- Restrain yourself from offering purely naturalistic explanations. During a movement of genuine revival, and certainly in its aftermath, many people will ask what the circumstances were that precipitated it. Usually it is easy enough to make a list: a praying circle of brothers and sisters, a time of spiritual declension that made some people really eager for renewal, cultural unrest and upheaval (in Québec, it was “the Quiet Revolution”), and much more of the same. Usually it is entirely reasonable to look at such phenomena and see God’s providential hand in them. Nevertheless there is an unhealthy way of reporting these phenomena—a way that gives the impression that these things were sufficient in themselves to bring about revival, a way that implies if you could duplicate these phenomena elsewhere you could bring in revival there, too. A little reflection, however, suggests that all of those accompanying cultural phenomena could take place without revival, that no one predicted the onset of revival on the basis of such phenomena. God will not be tamed. Detailed analyses may serve no end other than our own self-promotion. The analyses tend to give the impression that we control the movement, though of course we’d never by so crass as to say so. By all means ponder the enormously complex intertwinings of history and culture, by all means discern the providential hand of God in them, but leave plenty of space for simply confessing, “This is the Lord’s doing, and it is marvelous in our eyes.”

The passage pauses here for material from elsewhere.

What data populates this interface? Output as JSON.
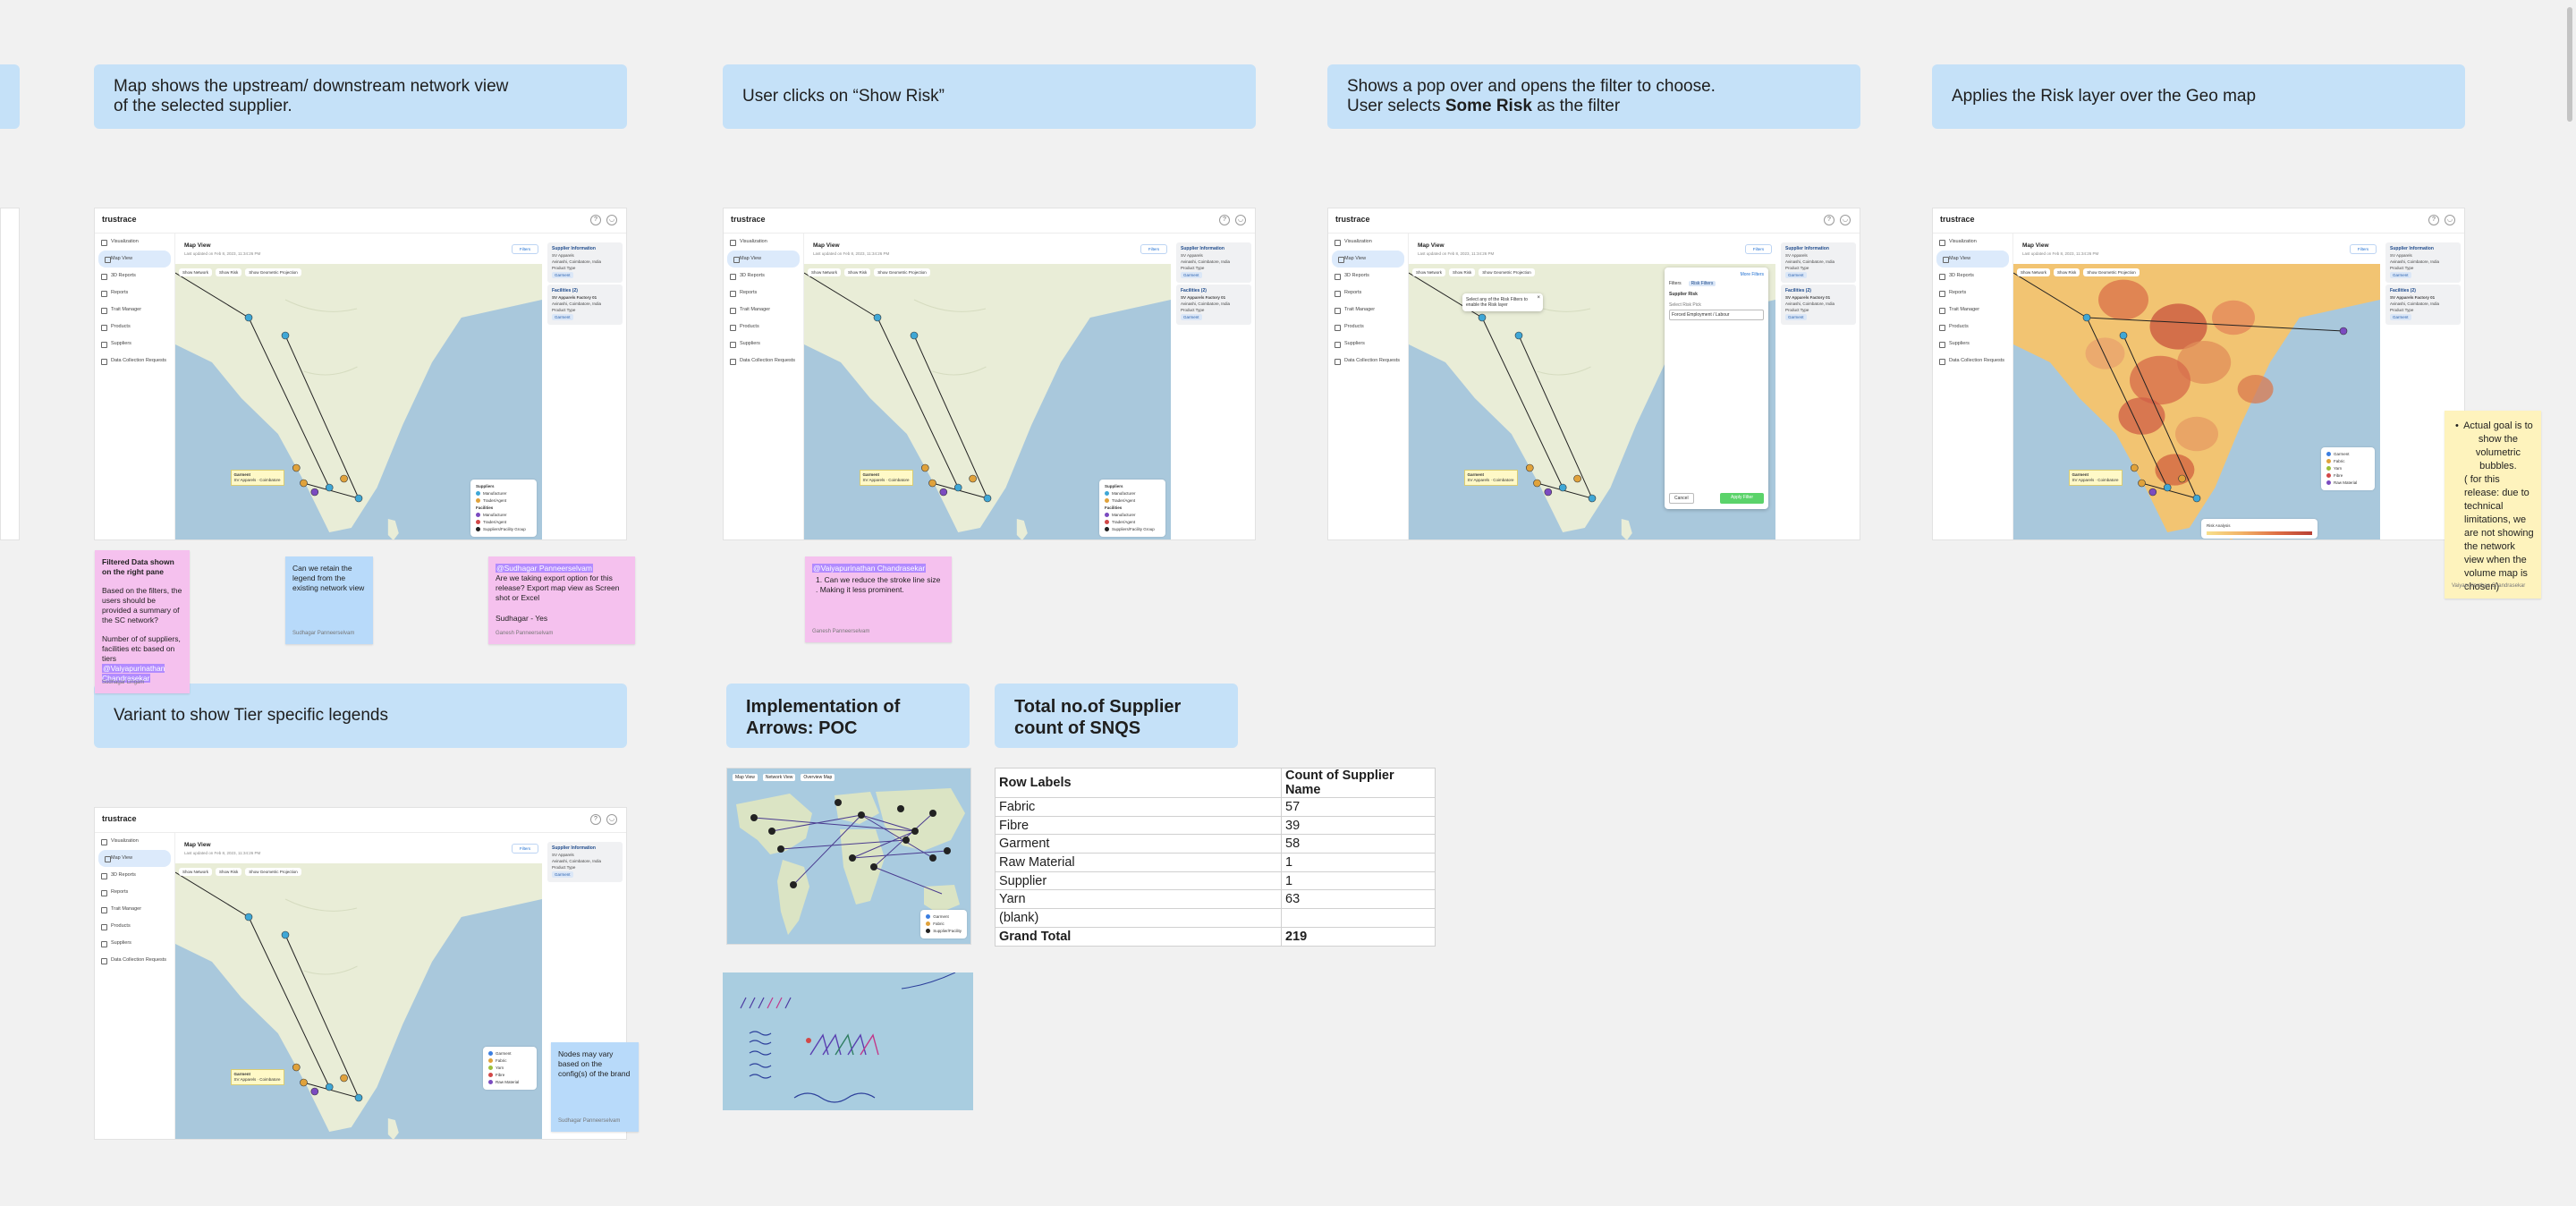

Editor's Note: Jonathan Arnold has faithfully served as the History and Historical Theology book review editor since 2017 and is now transitioning to focus on other responsibilities. Geoff Chang succeeds Jonathan in this editorial role. Geoff has served as an associate pastor of Hinson Baptist Church in Portland, Oregon since 2010. He is also a PhD student at Midwestern Baptist Theological Seminary and recently contributed the article “Spurgeon’s Use of Luther against the Oxford Movement” in the April issue of Themelios. Geoff may be contacted at [email protected]
We are also pleased to welcome Dr. Mary Willson to the editorial board of Themelios. She received a PhD in Theological Studies (Old Testament) from Trinity Evangelical Divinity School. Dr. Willson will soon begin serving as director of women in ministry at Second Presbyterian Church in Memphis and previously served as the director of women’s initiatives for The Gospel Coalition.
D. A. Carson
D. A. Carson is emeritus professor of New Testament at Trinity Evangelical Divinity School in Deerfield, Illinois, and president of The Gospel Coalition.
Other Articles in this Issue
In The God Who Saves (2016), David Congdon seeks an elusive synthesis of Karl Barth’s dogmatics and Rudolf Bultmann’s hermeneutics: he integrates Bultmann’s insistence on the concrete historicity of individual human experience with Barth’s stress on the universal salvific significance of Christ...